night. When asleep the broad furry tail was wrapped over the face. Some
redwood bark was put into the cage and the squirrel soon began to
fashion a nest with it. Various items from the camp food supply were
offered. Oatmeal was taken by preference, then bread crusts. Dried
prunes, put in at the same time, were not touched until later. Once
during the day one of the squirrels washed its face by licking its
forepaws and then rubbing them over its face.
At Porcupine Flat a red fir stub was found to be
inhabited by Flying Squirrels. Two of the animals were trapped there and
evidence of a third obtained, after which the trunk was cut down and
examined. The stub was about 40 feet high and 5 feet in diameter, hollow
at the base, and well rotted interiorly. Inside, just beneath the bark,
at a height of 10 feet above the level of the ground, was a nest which
was at least one year old. It was composed chiefly of shredded bark. In
a cavity in the center of the tree, at the same level, was a new nest,
evidently incomplete. This was made of twig ends from the red fir,
rolled into a spherical mass about 5-1/2 inches (140 mm.) in diameter.
The twigs used were 1/8 inch or less in diameter and from 1 to 4 inches
in length. They had been cut off neatly from the extreme ends of the
smaller branches of the fir, and green needles were still adhering to
the twigs. There was as yet no internal cavity in this nest. Below the
newer nest was a large mass of fir twigs. Various cavities in the stump
below the two nests contained droppings, suggesting extended occupancy.
Lumbermen near Chinquapin told of cutting down a tree in which a nest
containing two young was found.
A pure albino Flying Squirrel, with pink eyes and
pink claws, was found in Yosemite Valley in August, 1918. It had been
drowned in a water bucket in Camp 17. This specimen was mounted and on

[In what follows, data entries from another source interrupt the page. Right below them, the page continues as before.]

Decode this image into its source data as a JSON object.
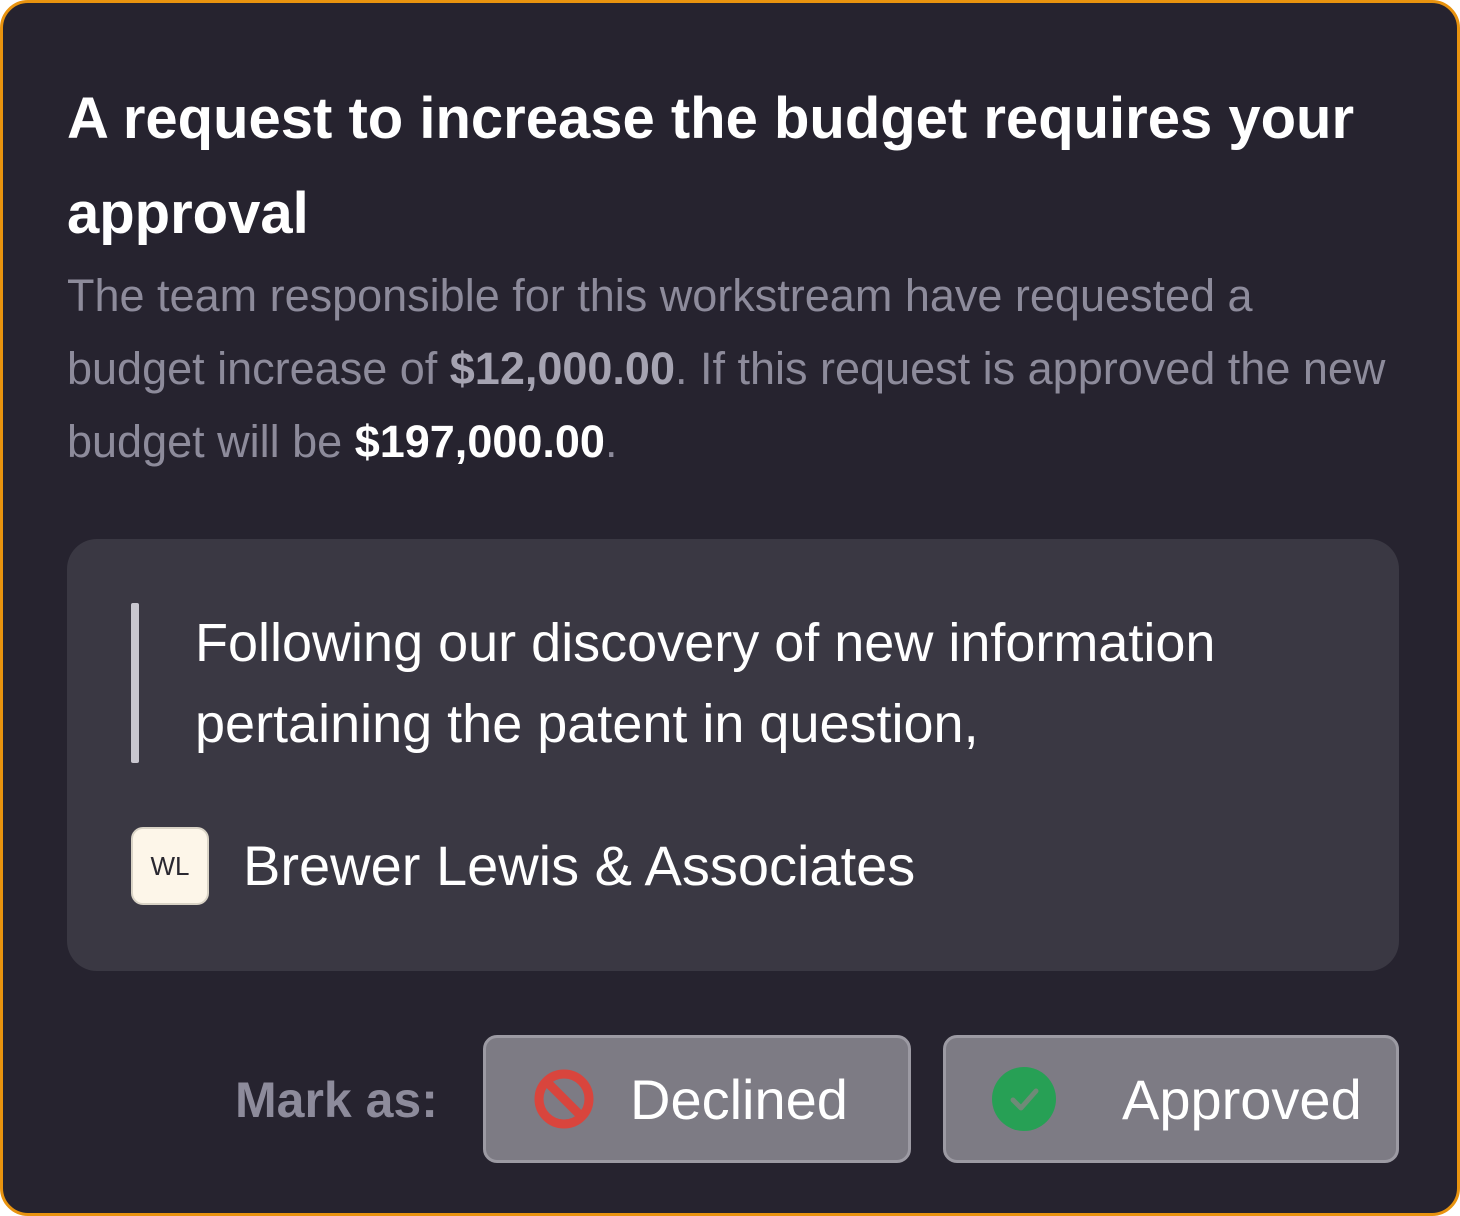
{
  "card": {
    "title": "A request to increase the budget requires your approval",
    "description": {
      "part1": "The team responsible for this workstream have requested a budget increase of ",
      "increase_amount": "$12,000.00",
      "part2": ".  If this request is approved the new budget will be ",
      "new_budget": "$197,000.00",
      "part3": "."
    }
  },
  "request": {
    "quote": "Following our discovery of new information pertaining the patent in question,",
    "requester_initials": "WL",
    "requester_name": "Brewer Lewis & Associates"
  },
  "actions": {
    "mark_as_label": "Mark as:",
    "declined_label": "Declined",
    "declined_icon": "prohibited-icon",
    "approved_label": "Approved",
    "approved_icon": "check-circle-icon"
  },
  "colors": {
    "card_background": "#26232f",
    "card_border": "#e8930f",
    "panel_background": "#3a3843",
    "decline_red": "#d9453d",
    "approve_green": "#27a055"
  }
}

exhibition in the Superintendent's Office in 1919.
The young of the Flying Squirrel are produced during
the summer season. The broods are small, and evidently but one brood is
reared each season. Four females containing embryos were collected, as
follows: June 11, Merced Grove Big Trees, 2 small embryos; June 18, Mono
Meadow, 4 embryos; June 29, Porcupine Flat, two specimens, one with 2
small embryos, the other with 4 large embryos. A young individual,
scarcely half-grown, was taken in Yosemite Valley on July 13. A
quarter-grown youngster, which fell out of its nest in a black oak, was
obtained in the Valley on September 16; this represented an
exceptionally late brood. Two individuals, obtained at Aspen Valley on
October 17 and at Sweetwater Creek on October 31, were about half-grown.
All these young animals were well furred and all, including the smallest
one, had obvious 'flight membranes.'
The enemies of the Sierra Flying Squirrel are not
known with certainty. Several individuals which had come to grief in
different ways were noted by our party. In Yosemite Valley the dried
remains of one was found on the ground. On the Yosemite Falls trail,
November 19, 1915, one was seen partly buried in the snow and minus its
head; some predatory animal was probably responsible. At Smith Creek,
Mr. Donald D. McLean once found a Flying Squirrel hanging on a barbed
wire fence. It had probably sailed against the wire in the dark and
received a mortal wound.